The builders working on the top floor of the guesthouse had us up and about early in the morning by seeming to use tactical nuclear munitions in an attempt to demolish whatever they were upset with. This turned out to be a good thing. Vientiane is seriously hot and the sun is very powerful around noon. Bearing in mind my experience cycling through the midday heat in India last year, we made every effort to be out and about in the mornings and late afternoons and to be in hiding from the sun during it's peak. We also stumbled across a nice shop for breakfast baguettes and coffee whose main selling point for me was that the waiter had clearly entered the All Laos Boris Johnson Lookalike Competition. What a barnet for us to behold and admire.
We had an interesting few hours in the Lao history museum. Did you know the Lao were keen on standing stones ? Perhaps Obelix of Gaul was the first Frenchman out here ? The most interesting displays went through the more recent history of the country, from the growth of anti-French Colonial feeling in the 1920's, through the active fight for independance in the 50's, the struggle against US sponsored forces spilling over from the Vietnam War in the 60's, the establishment of a Lao government in the early 70's and finally the Communist take over in 1975. The museum had a very Soviet feel to it, with lot's of busts and pictures of Lenin and much communist phraselogy.
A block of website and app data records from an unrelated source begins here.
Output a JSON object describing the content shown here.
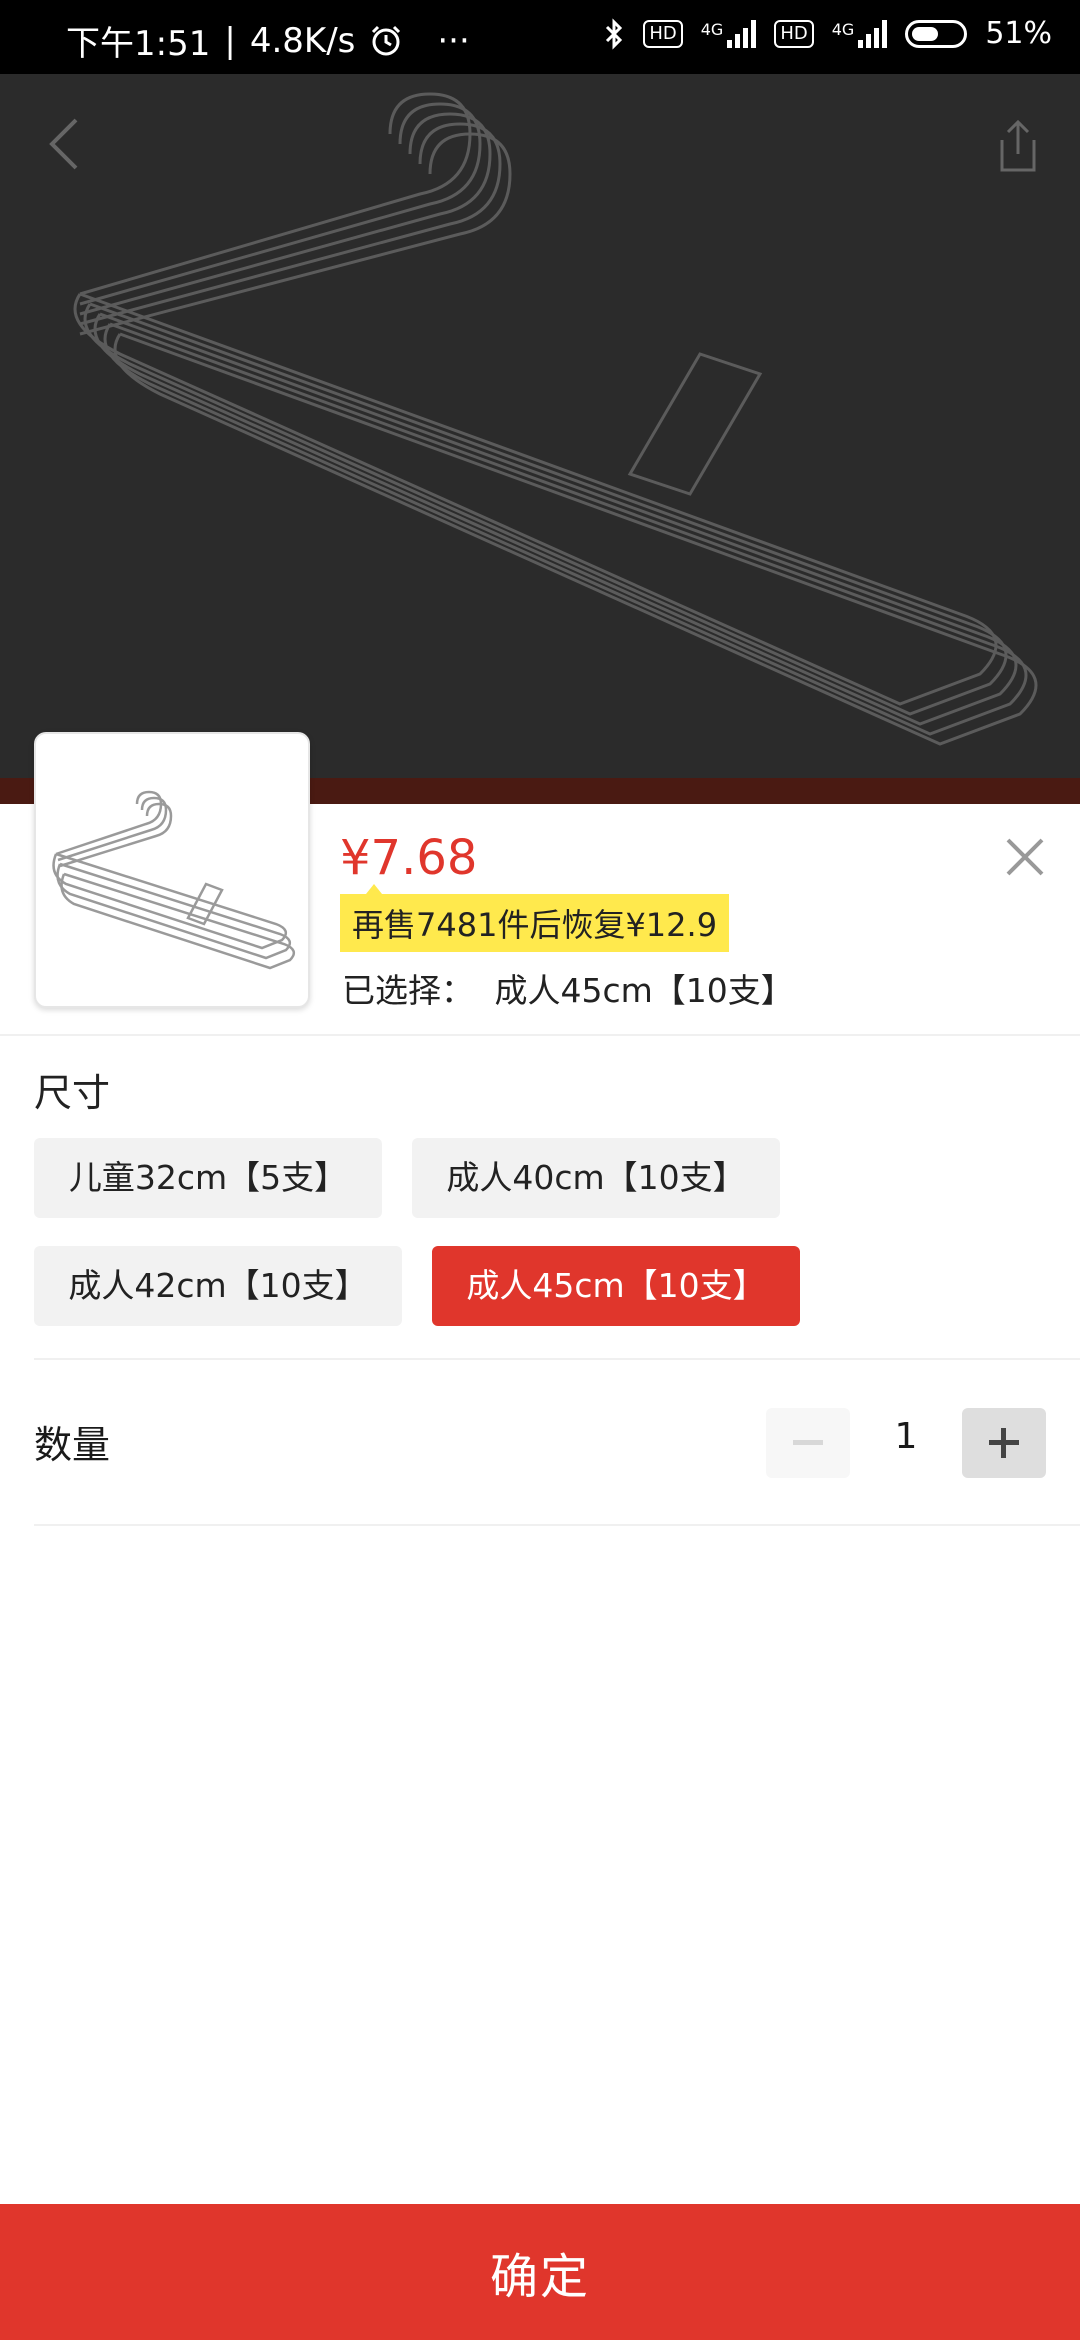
{
  "status_bar": {
    "time": "下午1:51",
    "speed": "4.8K/s",
    "more": "···",
    "hd1": "HD",
    "net1": "4G",
    "hd2": "HD",
    "net2": "4G",
    "battery": "51%"
  },
  "product": {
    "price": "¥7.68",
    "promo": "再售7481件后恢复¥12.9",
    "selected_label": "已选择：",
    "selected_value": "成人45cm【10支】"
  },
  "size": {
    "title": "尺寸",
    "options": [
      "儿童32cm【5支】",
      "成人40cm【10支】",
      "成人42cm【10支】",
      "成人45cm【10支】"
    ],
    "selected_index": 3
  },
  "quantity": {
    "label": "数量",
    "value": "1"
  },
  "confirm_label": "确定",
  "colors": {
    "accent": "#e0362c",
    "promo_bg": "#ffe94d"
  }
}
Just up the road from the museum is the Wat Si Saket. This beautiful 18th century wat that was quite different from the others we've come across on our travels in that it wasn't glitzy and gold, but was naked in it's old wooden construction. The roof beams would have been at home in the Tobie Norris pub in Stamford. It was also cloistered on all four sides. The cloisters contained thousands of little Buddha statuettes hidden away in niches cut into the outer walls.
We also visited the Wat Pha That Luang. This big gold wat is supposedly the most important in Lao and from a distance it looked spectacular. Up close if was a bit scraggy and down at heel..
About 25km out of central Vientiane lurks the Buddha Park. One fellas obsession with this Buddha dude lead him and his cronies to create literally hundreds of statues and place them in this lovely garden. Most are Buddist, but there's a liberal sprinkling of Hindu deities too. Some are only a few feet tall, but others are the best part of 50' long. Huge. They're all cast from concrete and unlike in the UK, the material has weather to give a lovely old stone kind of finish. I know it sounds a bit naff, but it was really good. We really enjoyed the local bus journey too.
Here's a sweep of the Buddha Park.
We've had a good couple of days in Vientiane. It's not the prettiest of cities. It's lost much of its colonial history to a swathe of contrete. There are a few tree lined boulevards remaining, but not enough to bring it up to Luand Phrabang standards. Anyway, we're off for a big fish supper by the Mekong tonight and then we're off to Kuala Lumpur. For the day.....